We had a dreamy time in Sweden a couple of weeks back – how I wish I was back in our log cabin by the lake! We fell in love with the landscape and countryside – I don’t think I saw a single normal building on the three and a half hour drive from Stockholm up to Dalarna, just identical red and white cottages. At this time of year the sun only goes down for a couple of hours from about midnight which was surreal and beautiful at the same time. When Orla woke me up the first morning, the sun was blazing and the whole house was glowing with all that woodwork! I sprang out of bed, started chatting about getting milk and books, switched on the radio then checked my phone… 4.00am.
Walking from our cottage to the lake each morning I found the traditional wooden buildings fascinating! Each little plot of land seemed to have one main house followed by a guest house and then a series of smaller ones which looked like sheds (though a couple turned out to be saunas – much more fun). Maybe people just buy a plot of land and then keep adding buildings as the family grows? They were all built and decorated in exactly the same style right down to the red paint (‘Falu Red’ originating from the nearby copper mines, so Google tells me) and hanging baskets filled with geraniums. Our house was very traditional with wood panelled walls, a tall, pitched roof, floral curtains, log burner and sauna. It would be fun to go back during the winter! The Darla horses pictured above are hand carved and originally came from this part of Sweden. I kind of regret not buying one to take home with us but since we live in such a tiny flat I’m trying hard to be a minimalist. This photo will just have to do for now!

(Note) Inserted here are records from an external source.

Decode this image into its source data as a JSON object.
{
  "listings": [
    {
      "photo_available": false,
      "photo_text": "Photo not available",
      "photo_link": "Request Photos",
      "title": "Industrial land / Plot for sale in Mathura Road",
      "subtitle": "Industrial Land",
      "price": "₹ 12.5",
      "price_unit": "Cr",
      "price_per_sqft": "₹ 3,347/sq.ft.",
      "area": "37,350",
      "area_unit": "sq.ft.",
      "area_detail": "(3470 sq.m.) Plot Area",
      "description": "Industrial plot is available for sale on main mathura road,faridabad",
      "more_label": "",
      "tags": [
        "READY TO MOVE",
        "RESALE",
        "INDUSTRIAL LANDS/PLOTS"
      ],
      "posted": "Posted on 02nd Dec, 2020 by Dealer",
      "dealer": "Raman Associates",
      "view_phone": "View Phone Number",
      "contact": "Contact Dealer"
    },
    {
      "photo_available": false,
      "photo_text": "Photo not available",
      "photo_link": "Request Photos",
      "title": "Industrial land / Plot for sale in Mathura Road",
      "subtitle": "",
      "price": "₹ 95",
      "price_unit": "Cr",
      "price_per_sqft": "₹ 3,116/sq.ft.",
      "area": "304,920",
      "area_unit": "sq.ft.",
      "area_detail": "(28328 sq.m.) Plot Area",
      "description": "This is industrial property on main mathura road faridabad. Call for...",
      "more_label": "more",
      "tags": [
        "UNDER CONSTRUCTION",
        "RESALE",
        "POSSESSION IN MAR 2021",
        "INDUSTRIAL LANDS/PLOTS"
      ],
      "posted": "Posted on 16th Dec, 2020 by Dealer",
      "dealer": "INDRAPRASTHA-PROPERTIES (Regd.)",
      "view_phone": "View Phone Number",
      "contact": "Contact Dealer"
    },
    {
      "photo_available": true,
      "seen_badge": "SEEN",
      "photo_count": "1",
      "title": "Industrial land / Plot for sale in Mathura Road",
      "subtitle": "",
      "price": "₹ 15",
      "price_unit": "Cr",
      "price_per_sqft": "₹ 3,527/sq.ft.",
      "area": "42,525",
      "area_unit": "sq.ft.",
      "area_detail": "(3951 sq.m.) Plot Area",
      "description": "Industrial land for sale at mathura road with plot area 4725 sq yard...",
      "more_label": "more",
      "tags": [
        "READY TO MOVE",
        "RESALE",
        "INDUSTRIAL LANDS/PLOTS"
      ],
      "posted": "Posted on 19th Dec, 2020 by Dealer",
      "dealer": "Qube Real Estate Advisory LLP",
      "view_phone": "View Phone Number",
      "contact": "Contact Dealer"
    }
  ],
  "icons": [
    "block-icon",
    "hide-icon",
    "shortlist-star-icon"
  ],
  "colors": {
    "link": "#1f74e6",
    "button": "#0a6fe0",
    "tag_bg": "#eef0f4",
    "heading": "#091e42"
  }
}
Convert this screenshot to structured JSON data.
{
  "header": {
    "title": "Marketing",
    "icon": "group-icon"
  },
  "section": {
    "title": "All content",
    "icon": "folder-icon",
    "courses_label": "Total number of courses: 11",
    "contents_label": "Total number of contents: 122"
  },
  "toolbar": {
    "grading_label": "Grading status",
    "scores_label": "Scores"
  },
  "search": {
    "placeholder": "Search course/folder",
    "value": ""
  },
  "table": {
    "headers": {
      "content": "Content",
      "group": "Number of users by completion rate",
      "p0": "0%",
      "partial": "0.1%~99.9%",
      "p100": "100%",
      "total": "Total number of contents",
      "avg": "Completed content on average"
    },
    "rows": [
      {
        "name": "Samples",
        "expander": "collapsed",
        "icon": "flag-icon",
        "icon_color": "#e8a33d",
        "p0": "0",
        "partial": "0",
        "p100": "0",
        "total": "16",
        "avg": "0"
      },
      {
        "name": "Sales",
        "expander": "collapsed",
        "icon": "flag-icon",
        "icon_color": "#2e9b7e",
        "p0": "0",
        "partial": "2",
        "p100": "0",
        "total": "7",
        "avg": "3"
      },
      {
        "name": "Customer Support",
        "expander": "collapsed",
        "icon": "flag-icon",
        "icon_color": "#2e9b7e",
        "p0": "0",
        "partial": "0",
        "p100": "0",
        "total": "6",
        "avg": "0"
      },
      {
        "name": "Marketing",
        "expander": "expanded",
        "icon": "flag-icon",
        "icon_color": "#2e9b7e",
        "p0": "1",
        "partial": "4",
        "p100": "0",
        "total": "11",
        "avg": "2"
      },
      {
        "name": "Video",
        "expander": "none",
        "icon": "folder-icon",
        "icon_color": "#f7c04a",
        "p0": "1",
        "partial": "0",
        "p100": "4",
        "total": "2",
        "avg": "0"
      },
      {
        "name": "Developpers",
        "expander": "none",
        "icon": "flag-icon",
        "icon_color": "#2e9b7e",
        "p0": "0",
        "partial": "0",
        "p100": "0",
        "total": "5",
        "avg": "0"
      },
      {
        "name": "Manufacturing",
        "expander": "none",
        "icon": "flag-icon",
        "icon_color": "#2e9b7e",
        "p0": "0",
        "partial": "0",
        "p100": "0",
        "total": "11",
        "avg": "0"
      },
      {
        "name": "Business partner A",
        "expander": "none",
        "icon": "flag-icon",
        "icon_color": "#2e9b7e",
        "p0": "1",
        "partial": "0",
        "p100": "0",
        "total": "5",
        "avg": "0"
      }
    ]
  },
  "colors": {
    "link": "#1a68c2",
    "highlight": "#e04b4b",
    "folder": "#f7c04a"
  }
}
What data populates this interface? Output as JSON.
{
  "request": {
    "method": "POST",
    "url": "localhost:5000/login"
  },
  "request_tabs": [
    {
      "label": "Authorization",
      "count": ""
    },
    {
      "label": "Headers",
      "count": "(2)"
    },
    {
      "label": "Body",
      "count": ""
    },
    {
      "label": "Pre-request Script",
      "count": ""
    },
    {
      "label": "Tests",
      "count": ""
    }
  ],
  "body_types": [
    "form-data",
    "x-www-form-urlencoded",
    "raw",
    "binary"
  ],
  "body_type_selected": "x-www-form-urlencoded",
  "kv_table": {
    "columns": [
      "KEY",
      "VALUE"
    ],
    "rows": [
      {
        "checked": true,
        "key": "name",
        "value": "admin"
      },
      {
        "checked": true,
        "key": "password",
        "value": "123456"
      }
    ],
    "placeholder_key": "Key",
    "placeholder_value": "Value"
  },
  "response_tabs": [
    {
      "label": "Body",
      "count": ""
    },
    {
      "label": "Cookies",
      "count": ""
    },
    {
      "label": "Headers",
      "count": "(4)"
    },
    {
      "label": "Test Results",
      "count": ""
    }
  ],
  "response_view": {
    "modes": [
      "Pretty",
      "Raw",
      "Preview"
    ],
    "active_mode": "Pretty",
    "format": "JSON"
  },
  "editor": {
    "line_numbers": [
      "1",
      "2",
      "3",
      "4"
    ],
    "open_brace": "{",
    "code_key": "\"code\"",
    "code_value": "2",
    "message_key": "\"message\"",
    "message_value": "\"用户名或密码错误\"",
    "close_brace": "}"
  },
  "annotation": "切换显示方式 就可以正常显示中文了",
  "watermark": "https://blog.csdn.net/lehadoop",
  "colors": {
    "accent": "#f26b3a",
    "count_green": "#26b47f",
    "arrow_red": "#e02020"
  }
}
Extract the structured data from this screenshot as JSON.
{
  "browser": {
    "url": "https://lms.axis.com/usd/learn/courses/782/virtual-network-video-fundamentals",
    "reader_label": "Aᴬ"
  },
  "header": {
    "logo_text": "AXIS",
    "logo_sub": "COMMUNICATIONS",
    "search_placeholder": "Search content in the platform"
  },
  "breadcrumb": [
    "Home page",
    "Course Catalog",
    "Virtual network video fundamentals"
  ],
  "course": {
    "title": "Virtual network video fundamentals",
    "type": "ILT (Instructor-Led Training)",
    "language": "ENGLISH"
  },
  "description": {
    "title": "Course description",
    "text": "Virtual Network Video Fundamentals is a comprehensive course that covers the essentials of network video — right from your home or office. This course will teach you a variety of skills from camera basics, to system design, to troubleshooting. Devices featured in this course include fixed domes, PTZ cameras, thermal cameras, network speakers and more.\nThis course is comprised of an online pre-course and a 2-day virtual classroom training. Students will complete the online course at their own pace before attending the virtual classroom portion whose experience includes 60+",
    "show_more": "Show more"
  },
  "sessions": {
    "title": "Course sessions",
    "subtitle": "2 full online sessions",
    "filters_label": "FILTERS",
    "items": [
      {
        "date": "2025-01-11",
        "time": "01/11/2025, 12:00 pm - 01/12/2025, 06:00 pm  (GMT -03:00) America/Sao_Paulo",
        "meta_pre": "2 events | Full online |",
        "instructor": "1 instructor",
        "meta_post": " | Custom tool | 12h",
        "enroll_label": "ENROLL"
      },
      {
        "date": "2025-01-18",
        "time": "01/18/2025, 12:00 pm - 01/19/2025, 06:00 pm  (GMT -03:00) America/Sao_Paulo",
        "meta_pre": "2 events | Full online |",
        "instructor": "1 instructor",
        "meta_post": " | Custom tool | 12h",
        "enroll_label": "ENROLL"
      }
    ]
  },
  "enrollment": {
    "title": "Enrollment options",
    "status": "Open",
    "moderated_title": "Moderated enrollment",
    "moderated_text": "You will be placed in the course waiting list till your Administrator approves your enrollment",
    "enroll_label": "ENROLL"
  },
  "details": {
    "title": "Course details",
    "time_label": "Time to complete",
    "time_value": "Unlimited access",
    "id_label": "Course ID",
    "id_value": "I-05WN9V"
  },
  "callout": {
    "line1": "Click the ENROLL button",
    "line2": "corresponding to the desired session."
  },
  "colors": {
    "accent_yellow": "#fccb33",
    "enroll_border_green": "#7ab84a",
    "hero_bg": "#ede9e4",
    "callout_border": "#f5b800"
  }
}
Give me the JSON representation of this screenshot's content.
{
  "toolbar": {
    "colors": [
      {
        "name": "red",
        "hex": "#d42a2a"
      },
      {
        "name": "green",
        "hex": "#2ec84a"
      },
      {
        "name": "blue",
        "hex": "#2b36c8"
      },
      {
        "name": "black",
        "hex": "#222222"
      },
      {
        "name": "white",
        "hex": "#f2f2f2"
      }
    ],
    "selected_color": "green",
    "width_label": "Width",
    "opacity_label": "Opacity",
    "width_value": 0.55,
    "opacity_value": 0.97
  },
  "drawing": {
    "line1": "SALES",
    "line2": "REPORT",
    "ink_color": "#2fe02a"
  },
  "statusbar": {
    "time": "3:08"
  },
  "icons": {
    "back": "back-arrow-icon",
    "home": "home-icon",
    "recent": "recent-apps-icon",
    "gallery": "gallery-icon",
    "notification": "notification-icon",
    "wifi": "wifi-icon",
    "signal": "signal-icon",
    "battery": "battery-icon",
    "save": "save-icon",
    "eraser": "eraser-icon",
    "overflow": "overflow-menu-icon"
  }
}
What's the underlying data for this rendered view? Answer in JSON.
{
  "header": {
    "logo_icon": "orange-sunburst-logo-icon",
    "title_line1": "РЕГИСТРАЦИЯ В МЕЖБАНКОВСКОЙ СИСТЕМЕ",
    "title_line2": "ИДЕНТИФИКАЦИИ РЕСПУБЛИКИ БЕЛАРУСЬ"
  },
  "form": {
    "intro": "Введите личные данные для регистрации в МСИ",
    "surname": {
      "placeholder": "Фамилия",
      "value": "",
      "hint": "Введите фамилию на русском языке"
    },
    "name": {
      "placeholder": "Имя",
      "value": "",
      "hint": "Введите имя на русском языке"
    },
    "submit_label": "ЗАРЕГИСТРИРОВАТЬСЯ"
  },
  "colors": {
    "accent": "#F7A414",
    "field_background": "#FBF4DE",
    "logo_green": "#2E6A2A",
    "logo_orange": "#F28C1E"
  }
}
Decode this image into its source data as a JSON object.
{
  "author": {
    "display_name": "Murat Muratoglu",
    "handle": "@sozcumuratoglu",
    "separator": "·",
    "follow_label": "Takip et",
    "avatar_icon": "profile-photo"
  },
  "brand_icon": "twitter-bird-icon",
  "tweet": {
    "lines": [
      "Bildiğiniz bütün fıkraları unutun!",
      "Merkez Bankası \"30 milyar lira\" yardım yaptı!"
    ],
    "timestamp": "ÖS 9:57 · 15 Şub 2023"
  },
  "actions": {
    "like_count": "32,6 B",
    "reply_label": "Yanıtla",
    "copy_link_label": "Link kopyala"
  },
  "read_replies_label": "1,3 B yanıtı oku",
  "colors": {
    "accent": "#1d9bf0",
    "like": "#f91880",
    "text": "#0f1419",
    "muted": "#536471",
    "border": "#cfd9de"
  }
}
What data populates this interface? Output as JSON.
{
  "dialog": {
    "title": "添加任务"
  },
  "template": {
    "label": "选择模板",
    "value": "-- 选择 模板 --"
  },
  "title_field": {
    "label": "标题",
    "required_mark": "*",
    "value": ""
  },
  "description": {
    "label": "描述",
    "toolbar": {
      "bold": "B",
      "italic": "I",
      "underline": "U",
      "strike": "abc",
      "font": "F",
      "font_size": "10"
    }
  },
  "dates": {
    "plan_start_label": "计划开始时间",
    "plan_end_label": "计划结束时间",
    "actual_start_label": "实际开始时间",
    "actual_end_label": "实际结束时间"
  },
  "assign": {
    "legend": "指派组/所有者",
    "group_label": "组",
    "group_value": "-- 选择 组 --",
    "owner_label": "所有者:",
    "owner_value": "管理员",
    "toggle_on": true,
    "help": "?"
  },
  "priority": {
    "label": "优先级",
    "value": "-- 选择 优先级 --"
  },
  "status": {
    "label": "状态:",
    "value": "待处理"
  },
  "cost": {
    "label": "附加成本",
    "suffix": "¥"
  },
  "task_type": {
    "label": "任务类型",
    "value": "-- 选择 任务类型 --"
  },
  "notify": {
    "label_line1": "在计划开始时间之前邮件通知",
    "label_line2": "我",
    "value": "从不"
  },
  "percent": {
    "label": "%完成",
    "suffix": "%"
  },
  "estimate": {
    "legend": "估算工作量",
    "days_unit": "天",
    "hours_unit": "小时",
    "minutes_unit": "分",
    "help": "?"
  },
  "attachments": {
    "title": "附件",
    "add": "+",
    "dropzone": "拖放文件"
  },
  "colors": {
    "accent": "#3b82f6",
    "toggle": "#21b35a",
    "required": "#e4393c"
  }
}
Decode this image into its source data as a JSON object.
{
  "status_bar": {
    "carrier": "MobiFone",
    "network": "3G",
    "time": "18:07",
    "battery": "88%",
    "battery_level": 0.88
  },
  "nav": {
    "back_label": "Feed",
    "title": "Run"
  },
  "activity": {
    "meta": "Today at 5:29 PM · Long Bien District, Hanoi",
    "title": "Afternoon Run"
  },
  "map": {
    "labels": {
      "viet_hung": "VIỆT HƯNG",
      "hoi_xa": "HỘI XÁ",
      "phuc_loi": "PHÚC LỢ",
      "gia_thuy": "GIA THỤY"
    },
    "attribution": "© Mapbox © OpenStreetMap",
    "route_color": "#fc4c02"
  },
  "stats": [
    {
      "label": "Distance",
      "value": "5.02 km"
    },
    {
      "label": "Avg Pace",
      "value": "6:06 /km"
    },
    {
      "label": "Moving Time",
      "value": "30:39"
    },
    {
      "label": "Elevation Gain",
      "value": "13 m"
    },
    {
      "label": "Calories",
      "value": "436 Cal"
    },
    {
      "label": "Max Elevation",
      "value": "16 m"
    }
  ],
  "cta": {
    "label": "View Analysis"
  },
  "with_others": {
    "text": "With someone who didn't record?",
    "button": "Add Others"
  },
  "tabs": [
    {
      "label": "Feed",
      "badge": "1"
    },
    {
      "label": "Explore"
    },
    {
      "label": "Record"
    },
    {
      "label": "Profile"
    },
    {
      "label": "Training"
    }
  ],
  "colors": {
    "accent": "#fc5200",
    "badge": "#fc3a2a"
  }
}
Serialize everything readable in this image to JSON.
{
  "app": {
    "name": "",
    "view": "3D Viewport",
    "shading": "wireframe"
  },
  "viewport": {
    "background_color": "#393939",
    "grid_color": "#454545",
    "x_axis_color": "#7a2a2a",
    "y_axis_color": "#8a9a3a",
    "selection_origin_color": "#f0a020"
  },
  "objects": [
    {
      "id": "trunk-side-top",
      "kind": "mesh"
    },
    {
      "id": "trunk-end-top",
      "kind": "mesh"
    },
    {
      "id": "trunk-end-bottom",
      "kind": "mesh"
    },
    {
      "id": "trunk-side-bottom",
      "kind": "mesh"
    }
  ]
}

I’m used to swimming in the freezing cold Atlantic coast of North Cornwall so the warm, fresh water lakes were a dream. Each night after Orla was tucked up in bed Ciaran and I cooked our dinner over the BBQ and sat out on the decking in the twilight under blankets. On our last night we heard a noise in the grass next to the house and a deer and her foal casually wondered across our lawn. That’s what I love about Sweden – it’s wild but friendly at the same time. We promised ourselves we would be back one day!